Special Issue "Frontiers in Stem Cell Treatments"
A special issue of Journal of Clinical Medicine (ISSN 2077-0383).
Deadline for manuscript submissions: closed (30 June 2013)
Prof. Dr. Frank Barry (Website)
Regenerative Medicine Institute (REMEDI), National Centre of Biomedical Engineering Science(NCBES), National University of Ireland, Galway, Ireland
Interests: biology of adult stem cells; tissue engineering; cell transplantation protocols; immunology of allogeneic cell transplantation; gene therapy; cell-based gene delivery; regulation of differentiation; mechanisms of engraftment and homing of transplanted stem cells; stem cell plasticity
There has been a great deal of interest in recent years in the use of stem cells in the treatment of a broad spectrum of diseases and many predictions have been made which suggest that the future practice of medicine will rely heavily on applications in stem cell technology. There has been steady progress in understanding the biological nature of stem cells, their isolation and expansion, and how they make fate decisions. One of the most significant steps has been the demonstration that mature somatic cells can be reprogrammed to become pluripotent. Indeed, the development of induced pluripotent stem (iPS) cell technology has opened doors into an extraordinary world of new understanding and clinical potential. This great achievement has been justly recognized by the award of the 2012 Nobel Prize in Physiology or Medicine to Sir John B. Gurdon and Shinya Yamanaka.
In addition to progress in understanding the fundamental nature of stem cells, there has also been an explosion of preclinical studies. These have been overwhelmingly positive and have, in study after study, pointed to the therapeutic promise of stem cells. They have taught us about the potential roles of stem cells in tissue regeneration, modulation of the immune system and paracrine mechanisms to stimulate a host response. Nonetheless, the clinical testing of stem cells in controlled, randomized trials has moved at a slow pace and for some the proof of concept is yet to be fully delivered.

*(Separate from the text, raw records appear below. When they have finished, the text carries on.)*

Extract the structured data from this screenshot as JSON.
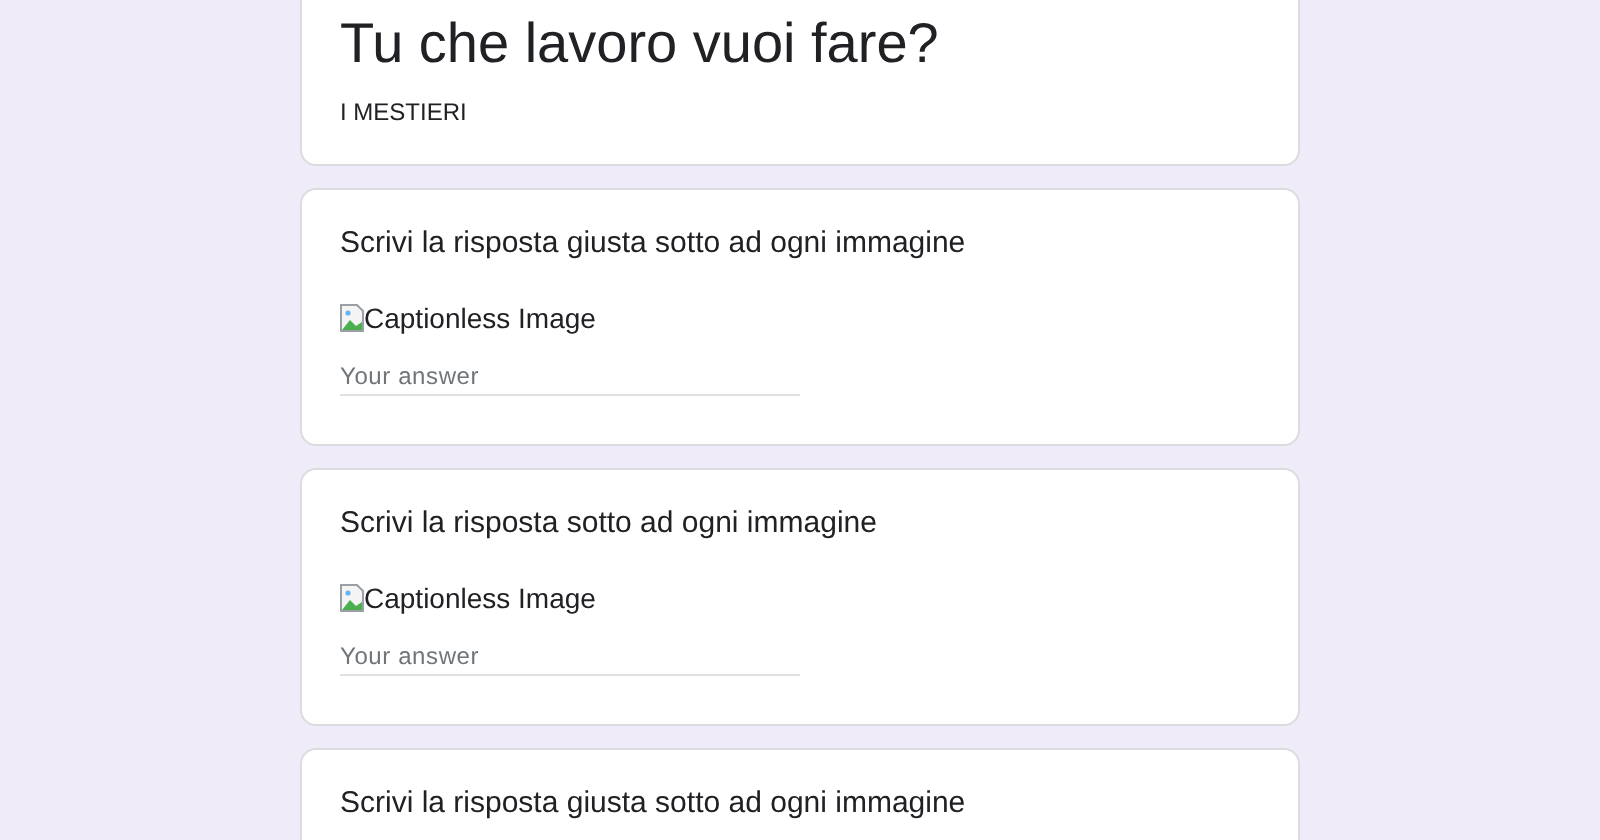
{
  "header": {
    "title": "Tu che lavoro vuoi fare?",
    "description": "I MESTIERI"
  },
  "questions": [
    {
      "text": "Scrivi la risposta giusta sotto ad ogni immagine",
      "image_alt": "Captionless Image",
      "placeholder": "Your answer"
    },
    {
      "text": "Scrivi la risposta sotto ad ogni immagine",
      "image_alt": "Captionless Image",
      "placeholder": "Your answer"
    },
    {
      "text": "Scrivi la risposta giusta sotto ad ogni immagine"
    }
  ]
}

There are many obstacles on the road to clinical testing, not least being an understanding of toxicology, mechanism of action and large scale expansion. The current special issue is designed to examine the clinical potential of stem cell therapy and provide a timely update on the current status of clinical trials.
Prof. Dr. Frank Barry
Manuscripts should be submitted online at www.mdpi.com by registering and logging in to this website. Once you are registered, click here to go to the submission form. Manuscripts can be submitted until the deadline. Papers will be published continuously (as soon as accepted) and will be listed together on the special issue website. Research articles, review articles as well as communications are invited. For planned papers, a title and short abstract (about 100 words) can be sent to the Editorial Office for announcement on this website.
Submitted manuscripts should not have been published previously, nor be under consideration for publication elsewhere (except conference proceedings papers). All manuscripts are refereed through a peer-review process. A guide for authors and other relevant information for submission of manuscripts is available on the Instructions for Authors page. Journal of Clinical Medicine is an international peer-reviewed Open Access monthly journal published by MDPI.
Please visit the Instructions for Authors page before submitting a manuscript. The Article Processing Charge (APC) for publication in this open access journal is 300 CHF (Swiss Francs). English correction and/or formatting fees of 250 CHF (Swiss Francs) will be charged in certain cases for those articles accepted for publication that require extensive additional formatting and/or English corrections.
- stem cells
- regenerative medicine
- clinical trials
- paracrine effects
- mesenchymal stem cells